In addition to the requirement to provide auxiliary aids, nursing homes must also remove architectural barriers, including communications barriers that are "structural in nature." Even existing structures must remove such barriers, where removal is "readily achievable". 28 C.F.R. Section 36.304. The Justice Department regulation gives the example of installing flashing alarm lights, so that deaf individuals will be alerted to fires and other emergencies, as a readily achievable barrier removal required by the regulation. 28 C.F.R. Section 36.304(b)(7). In most cases, portable alarm units can be installed in a room without unduly expensive wiring and other structural changes. Additionally, installation of assistive listening systems which are structural in nature will generally be readily achievable and required by the regulation.

New and newly renovated nursing homes must be built or renovated to comply with very explicit requirements set forth in a document titled "Americans with Disabilities Act Architectural Guidelines" (ADAAG). 28 C.F.R. Part 36, Appendix. New and newly renovated nursing homes must comply with the following regulation:

(3) Long term care facilities, nursing homes - At least 50 percent of patient bedrooms and toilets, and all public use and common use areas are required to be designed and constructed to be accessible.

ADAAG, at 6.1(3).

For deaf and hard of hearing residents, the structural modifications necessary for accessibility will include visual alarm systems. ADAAG, at 4.1.3(14); 4.28.3.
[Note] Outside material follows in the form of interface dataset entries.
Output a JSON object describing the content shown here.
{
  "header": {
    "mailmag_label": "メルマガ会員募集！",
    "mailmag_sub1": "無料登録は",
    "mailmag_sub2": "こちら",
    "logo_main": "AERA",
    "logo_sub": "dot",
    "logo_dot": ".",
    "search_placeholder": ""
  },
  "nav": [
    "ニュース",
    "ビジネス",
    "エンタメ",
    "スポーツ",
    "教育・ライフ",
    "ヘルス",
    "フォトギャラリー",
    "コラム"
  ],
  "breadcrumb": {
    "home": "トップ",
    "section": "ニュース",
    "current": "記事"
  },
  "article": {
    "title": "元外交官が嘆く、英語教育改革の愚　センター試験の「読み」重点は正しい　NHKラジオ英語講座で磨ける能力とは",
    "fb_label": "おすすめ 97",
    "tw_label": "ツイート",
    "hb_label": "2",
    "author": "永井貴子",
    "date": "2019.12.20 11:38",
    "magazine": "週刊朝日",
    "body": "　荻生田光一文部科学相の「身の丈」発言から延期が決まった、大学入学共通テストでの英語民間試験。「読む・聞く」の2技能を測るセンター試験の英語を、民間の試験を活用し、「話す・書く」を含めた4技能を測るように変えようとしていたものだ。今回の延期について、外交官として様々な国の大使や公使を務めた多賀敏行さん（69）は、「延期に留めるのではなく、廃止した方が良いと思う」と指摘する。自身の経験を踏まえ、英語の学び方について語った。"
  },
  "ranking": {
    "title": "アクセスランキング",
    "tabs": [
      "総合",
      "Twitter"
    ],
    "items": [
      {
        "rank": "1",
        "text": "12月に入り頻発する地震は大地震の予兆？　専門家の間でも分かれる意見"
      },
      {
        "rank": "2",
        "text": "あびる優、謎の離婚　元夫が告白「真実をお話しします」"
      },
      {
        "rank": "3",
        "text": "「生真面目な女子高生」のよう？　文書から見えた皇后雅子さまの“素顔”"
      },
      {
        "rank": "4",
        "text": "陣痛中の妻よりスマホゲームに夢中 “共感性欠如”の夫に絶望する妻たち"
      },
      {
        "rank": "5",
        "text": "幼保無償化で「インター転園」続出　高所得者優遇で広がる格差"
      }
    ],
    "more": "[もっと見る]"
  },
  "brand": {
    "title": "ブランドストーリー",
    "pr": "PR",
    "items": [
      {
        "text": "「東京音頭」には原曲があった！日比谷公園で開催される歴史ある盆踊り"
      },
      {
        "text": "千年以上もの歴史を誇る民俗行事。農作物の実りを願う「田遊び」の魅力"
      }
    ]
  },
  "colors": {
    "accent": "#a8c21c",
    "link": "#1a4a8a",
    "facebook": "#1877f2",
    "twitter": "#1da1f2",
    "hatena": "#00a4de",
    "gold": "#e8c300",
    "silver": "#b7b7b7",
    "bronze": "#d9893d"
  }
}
There are other "structural" requirements addressed by ADAAG, including the obligation to install pay TDDs and other accessible telephones where public telephones are available. ADAAG, at 4.1.3(17); 4.31.5 - 4.31.9. ADAAG also addresses the obligation to make meeting rooms, assembly areas and conference rooms accessible by means of assistive listening systems. ADAAG, at 4.1.3(19)(b); 4.33.6 - 4.33.7.

You can get a copy of ADAAG (and the full Title III regulations) by contacting:

Office on the Americans with Disabilities Act Civil Rights Division US Department of Justice PO Box 66118 Washington DC 20S30 (202) 514-0301 (202) 514-0383 (TDD)

We hope that this information will be helpful to you. Please let us know if you have further questions.

Funded by a Grant from the U.S. Department of Justice